Our fear launches into protective mode when it senses danger. For irrational fears, danger can be the unknown. What’s incredible, however, is that that very fear is actually telling us where to go and what to look at.
In short, fear is not the enemy. Fear is data! We can either react to it unconsciously or respond to it consciously. And we often become our own worst enemies when we don’t take the time to listen to what fear has to teach us, and choose our response rather than having our knee-jerk reactions dictate what happens next.
Make Fear Your Ally This is a topic that’s long been the subject of psychoanalysis. Carl Jung and Sigmund Freud, each in their own way, referred to it as “owning your own shadow.” And the same holds true for organizations and business leaders. Fear and courage are two sides of the same coin. Rather than fear and courage being two separate concepts, consider them part of the same spectrum — just at opposite ends.
Fear reveals our deepest values—family, loyalty, personal success, or our participation in some purpose that’s bigger than ourselves. Whatever it is, fear points us towards what matters most, what we’re in service of—our purpose. Fear can be our flashlight, illuminating the path to purpose for our courage to walk through. That’s what the Rob Roy team was dealing with this summer—a big, heaping pile of Fear. Could we generate enough business to keep everybody on? And before we took the time to examine that fear, we fell prey to a few bad habits. We got a little pushy trying to sell clients on more services. We became overly apologetic for things that were out of our control. And we worked ourselves around the clock to try to hold the business together. It wasn’t sustainable.
And it wasn’t who we were. So, we stopped.
We talked about it. We invoked our values and our shared purpose. We held ourselves and each other accountable to what we believe in: the power of curiosity, compassion, courage and conviction. We embraced compassion by naming the fears we had and determining what was true, how we were behaving, what was most important to us and what we could do different. We applied curiosity and went through the exercise of what we do for so many of our clients. We conducted a rebranding to determine who we are today, what we stand for and how our offerings support that.

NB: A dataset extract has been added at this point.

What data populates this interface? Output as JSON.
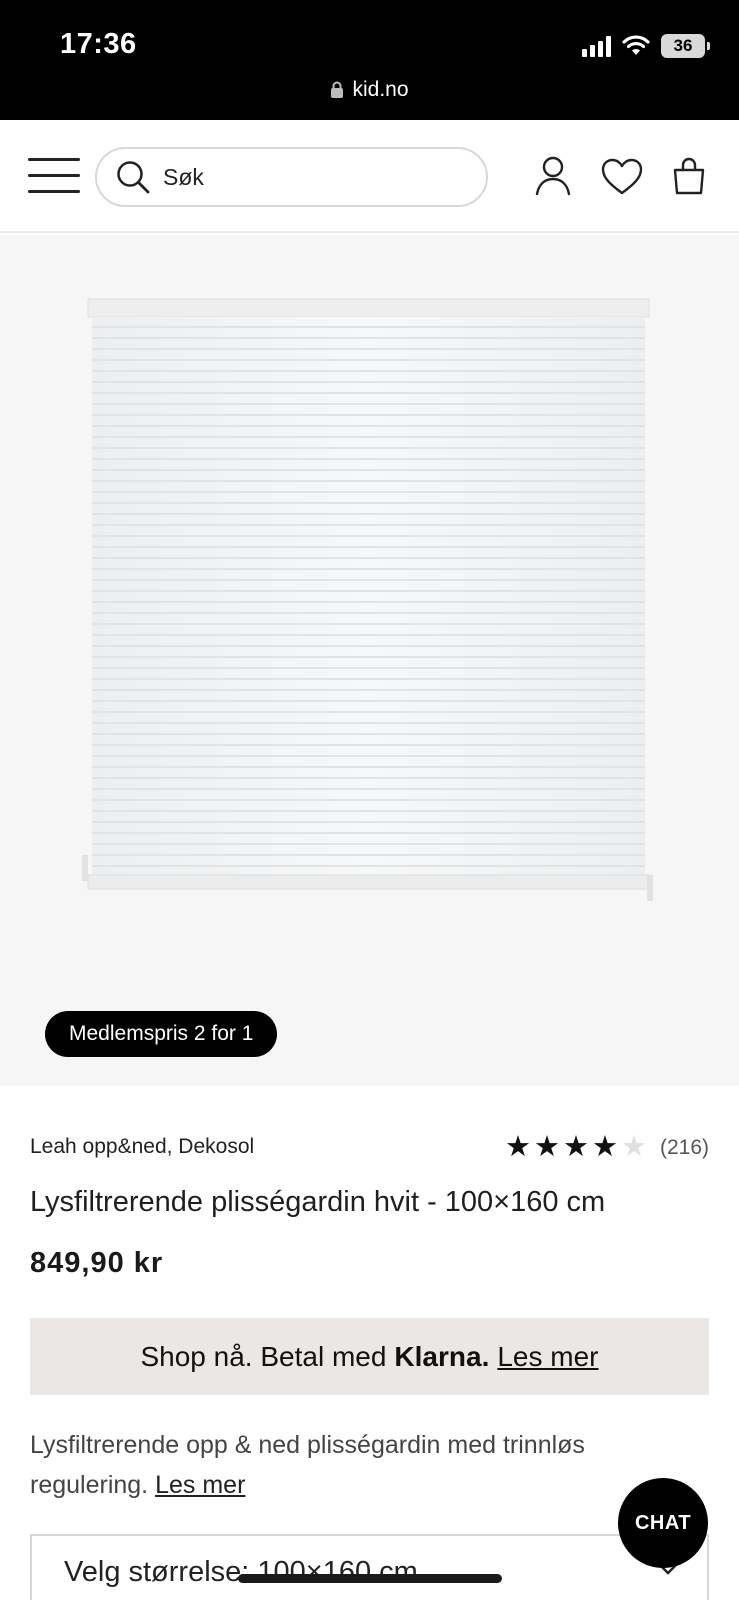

We are grounded in the truest thing we know. Our vision is to make honesty the new norm in business. So first we had to be honest with ourselves. And yes, it took courage every step of the way.
Thank goodness our fear was showing us where to apply it.

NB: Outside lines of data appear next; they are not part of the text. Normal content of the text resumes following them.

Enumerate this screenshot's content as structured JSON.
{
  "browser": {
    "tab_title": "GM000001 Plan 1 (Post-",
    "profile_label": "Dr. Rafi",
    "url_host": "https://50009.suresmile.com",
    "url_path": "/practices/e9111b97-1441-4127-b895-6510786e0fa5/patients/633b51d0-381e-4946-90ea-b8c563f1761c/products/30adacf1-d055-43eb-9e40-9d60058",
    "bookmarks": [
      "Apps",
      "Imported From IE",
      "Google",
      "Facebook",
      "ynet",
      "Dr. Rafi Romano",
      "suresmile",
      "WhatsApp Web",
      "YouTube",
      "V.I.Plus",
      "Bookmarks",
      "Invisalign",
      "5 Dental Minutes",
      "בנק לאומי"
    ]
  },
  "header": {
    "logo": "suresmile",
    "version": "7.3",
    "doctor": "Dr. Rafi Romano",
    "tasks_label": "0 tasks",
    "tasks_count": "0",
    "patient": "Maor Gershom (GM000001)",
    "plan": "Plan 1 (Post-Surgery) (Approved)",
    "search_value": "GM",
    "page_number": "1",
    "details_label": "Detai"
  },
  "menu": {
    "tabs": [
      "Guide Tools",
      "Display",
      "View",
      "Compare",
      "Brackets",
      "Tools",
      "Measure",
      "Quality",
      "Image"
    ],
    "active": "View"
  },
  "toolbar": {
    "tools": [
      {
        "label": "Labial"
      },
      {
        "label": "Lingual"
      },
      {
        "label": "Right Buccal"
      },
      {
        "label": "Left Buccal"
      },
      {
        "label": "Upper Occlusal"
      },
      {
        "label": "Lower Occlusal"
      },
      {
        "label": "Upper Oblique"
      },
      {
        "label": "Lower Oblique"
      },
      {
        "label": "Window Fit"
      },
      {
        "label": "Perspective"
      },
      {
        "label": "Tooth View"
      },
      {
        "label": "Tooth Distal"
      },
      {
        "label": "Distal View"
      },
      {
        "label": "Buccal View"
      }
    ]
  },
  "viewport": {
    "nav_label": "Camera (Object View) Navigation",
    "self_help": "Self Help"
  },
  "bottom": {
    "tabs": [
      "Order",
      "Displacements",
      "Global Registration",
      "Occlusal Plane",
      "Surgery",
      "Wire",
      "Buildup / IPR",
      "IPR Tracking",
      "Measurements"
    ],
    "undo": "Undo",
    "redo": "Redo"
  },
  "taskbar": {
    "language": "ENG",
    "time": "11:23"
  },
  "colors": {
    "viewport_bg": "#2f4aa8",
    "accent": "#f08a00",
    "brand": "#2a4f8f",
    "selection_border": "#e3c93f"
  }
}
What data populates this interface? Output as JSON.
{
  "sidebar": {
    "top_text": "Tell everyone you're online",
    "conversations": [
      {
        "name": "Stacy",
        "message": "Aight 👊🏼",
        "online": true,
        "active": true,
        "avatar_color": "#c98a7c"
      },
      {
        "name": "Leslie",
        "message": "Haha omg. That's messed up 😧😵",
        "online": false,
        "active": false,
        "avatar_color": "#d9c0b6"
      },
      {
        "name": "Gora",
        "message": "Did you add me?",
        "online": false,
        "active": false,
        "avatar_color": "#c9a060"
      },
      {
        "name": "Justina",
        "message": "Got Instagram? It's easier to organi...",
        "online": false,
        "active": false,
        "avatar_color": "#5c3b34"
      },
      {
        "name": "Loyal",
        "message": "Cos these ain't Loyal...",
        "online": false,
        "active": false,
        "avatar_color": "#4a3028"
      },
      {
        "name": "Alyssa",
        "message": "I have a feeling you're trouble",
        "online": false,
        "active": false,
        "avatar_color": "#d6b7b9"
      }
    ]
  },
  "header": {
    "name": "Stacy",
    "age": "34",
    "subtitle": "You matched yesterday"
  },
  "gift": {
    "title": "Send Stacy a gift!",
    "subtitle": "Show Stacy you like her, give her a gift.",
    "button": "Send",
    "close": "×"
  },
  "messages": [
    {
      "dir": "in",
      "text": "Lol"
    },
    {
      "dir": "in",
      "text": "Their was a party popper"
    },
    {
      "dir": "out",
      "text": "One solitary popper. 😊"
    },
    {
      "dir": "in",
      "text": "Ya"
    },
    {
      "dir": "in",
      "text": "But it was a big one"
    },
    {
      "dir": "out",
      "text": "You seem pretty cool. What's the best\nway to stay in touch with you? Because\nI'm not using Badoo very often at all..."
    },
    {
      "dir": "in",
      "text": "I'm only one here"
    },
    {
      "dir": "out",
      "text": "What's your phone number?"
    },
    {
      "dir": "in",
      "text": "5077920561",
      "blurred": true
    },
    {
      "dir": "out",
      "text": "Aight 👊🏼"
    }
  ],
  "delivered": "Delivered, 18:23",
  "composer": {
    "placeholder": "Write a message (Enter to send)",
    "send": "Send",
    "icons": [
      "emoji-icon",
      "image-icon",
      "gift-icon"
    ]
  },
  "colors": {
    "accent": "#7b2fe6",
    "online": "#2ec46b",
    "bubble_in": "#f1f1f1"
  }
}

Finding Purpose: An Exercise in Listening to Fear Here are a set of questions you can ask yourself to help identify what you are afraid of and what’s beneath that fear (what truth or value is being triggered or put in danger). Identifying Rational vs. Irrational Fear, coping mechanisms and moving into curiosity
What do I know is true?

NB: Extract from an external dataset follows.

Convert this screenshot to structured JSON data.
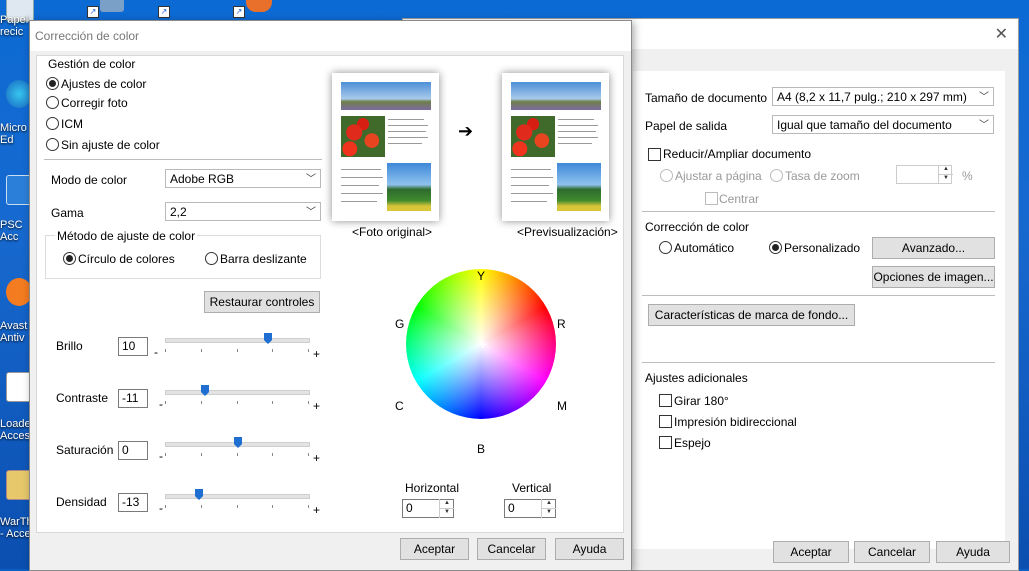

What am I curious about? And where do I need more information?
What am I most afraid of?
What is it that matters the most to me in this moment?
What is within my control?
Where can I provide help?
Where can I ask for help?
In short, Fear is Courage unrealized. And Courage is Fear actualized with intention.